  • Experiencing a loss of appetite.
  • Encountering difficulties in getting restful sleep.
  • Waking up prematurely during the night.
  • Dealing with thoughts of despair and self-harm.


The manic phase of bipolar disorder may include:

  • Experiencing immense joy, euphoria, or elation
  • Speaking with rapidity and enthusiasm
  • Being infused with boundless vitality
  • Feeling self-important
  • Brimming with innovative concepts and ambitious schemes
  • Fleeting attention spans
  • Experiencing heightened irritability or restlessness
  • Experiencing distorted perceptions, hallucinations, and illogical thought patterns
  • Lacking the urge to rest or sleep
  • Indulging in impulsive behaviours with potentially disastrous outcomes, like extravagant and impractical spending
  • Engaging in actions that are unlike one’s usual character and are perceived as risky or harmful by others.

Treatment Options


Numerous medications are at your disposal to assist in stabilizing mood swings. They are commonly known as mood stabilizers and encompass: 1. Lithium carbonate 2. Anticonvulsant drugs 3. Antipsychotic medications In the case where you are already on medication for bipolar disorder and encounter feelings of depression, your GP will ensure that you are on the appropriate dosage. Should this not be the case, adjustments will be made accordingly. Treatment for depression episodes in bipolar disorder follows a slightly different approach, as relying solely on antidepressants may trigger a hypomanic relapse. Most guidelines advocate treating depression in bipolar disorder with just a mood stabilizer. However, it's not uncommon to use antidepressants in conjunction with a mood stabilizer or antipsychotic. For those instances when your GP or psychiatrist suggests discontinuing bipolar medication, the dosage should be gradually reduced over a period of at least four weeks, and up to three months if you are taking an antipsychotic or lithium. Should the need arise to discontinue lithium for any reason, make sure to consult your GP about potentially switching to an antipsychotic or valproate instead.

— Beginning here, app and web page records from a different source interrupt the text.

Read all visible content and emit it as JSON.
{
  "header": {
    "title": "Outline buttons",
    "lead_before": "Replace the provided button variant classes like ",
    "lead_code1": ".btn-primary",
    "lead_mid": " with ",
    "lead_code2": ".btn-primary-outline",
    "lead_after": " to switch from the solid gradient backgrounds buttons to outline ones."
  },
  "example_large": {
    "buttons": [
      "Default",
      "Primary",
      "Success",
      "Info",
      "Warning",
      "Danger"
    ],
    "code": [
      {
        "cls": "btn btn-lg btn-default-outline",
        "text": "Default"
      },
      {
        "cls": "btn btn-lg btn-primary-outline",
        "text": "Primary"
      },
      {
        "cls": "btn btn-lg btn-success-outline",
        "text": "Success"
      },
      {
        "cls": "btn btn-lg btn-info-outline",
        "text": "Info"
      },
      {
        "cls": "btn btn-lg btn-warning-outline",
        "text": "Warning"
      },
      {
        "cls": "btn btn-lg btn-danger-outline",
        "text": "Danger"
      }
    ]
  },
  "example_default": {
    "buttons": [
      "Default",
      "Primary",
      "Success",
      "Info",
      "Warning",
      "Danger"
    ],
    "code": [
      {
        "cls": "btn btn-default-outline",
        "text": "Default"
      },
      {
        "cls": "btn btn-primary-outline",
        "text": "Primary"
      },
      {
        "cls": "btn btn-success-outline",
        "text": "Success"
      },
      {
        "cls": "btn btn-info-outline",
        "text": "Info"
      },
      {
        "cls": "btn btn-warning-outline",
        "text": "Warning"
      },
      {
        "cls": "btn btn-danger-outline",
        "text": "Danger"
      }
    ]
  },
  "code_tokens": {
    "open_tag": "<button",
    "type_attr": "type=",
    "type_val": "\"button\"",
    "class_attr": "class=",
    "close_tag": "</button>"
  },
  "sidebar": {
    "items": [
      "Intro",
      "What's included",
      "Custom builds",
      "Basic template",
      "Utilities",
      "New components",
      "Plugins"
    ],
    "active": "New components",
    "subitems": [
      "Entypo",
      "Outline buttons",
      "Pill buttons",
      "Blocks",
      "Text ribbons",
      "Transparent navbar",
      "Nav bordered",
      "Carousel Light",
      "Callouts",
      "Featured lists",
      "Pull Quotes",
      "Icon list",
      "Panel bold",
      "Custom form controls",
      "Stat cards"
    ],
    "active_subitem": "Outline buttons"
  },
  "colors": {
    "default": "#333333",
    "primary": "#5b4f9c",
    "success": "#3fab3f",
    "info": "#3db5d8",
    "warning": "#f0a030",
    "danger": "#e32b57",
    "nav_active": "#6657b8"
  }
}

Psychological Treatment

Certain individuals discover that psychological intervention can be beneficial when combined with medication during periods of mania or depression. The approach may encompass: 1. Psychoeducation - A means to gain deeper insights into bipolar disorder. 2. Cognitive Behavioral Therapy (CBT) - Particularly effective in addressing depression. 3. Family Therapy - Concentrating on family dynamics (such as marriage) and fostering collaborative efforts among family members to enhance mental well-being. Typically, psychological treatment comprises approximately 16 sessions, each lasting an hour and spanning six to nine months.

Discover coping strategies

Staying active and eating well

Eating well and keeping fit are important for everyone. Exercise can also help reduce the symptoms of bipolar disorder, particularly depressive symptoms. It may also give you something to focus on and provide a routine, which is important for many people. A healthy diet, combined with exercise, may also help limit weight gain, which is a common side effect of medical treatments for bipolar disorder. Some treatments also increase the risk of developing diabetes, or worsen the illness in people that already have it. Maintaining a healthy weight and exercising are an important way of limiting that risk. You should have a check-up at least once a year to monitor your risk of developing cardiovascular disease or diabetes. This will include recording your weight, checking your blood pressure and having any appropriate blood tests.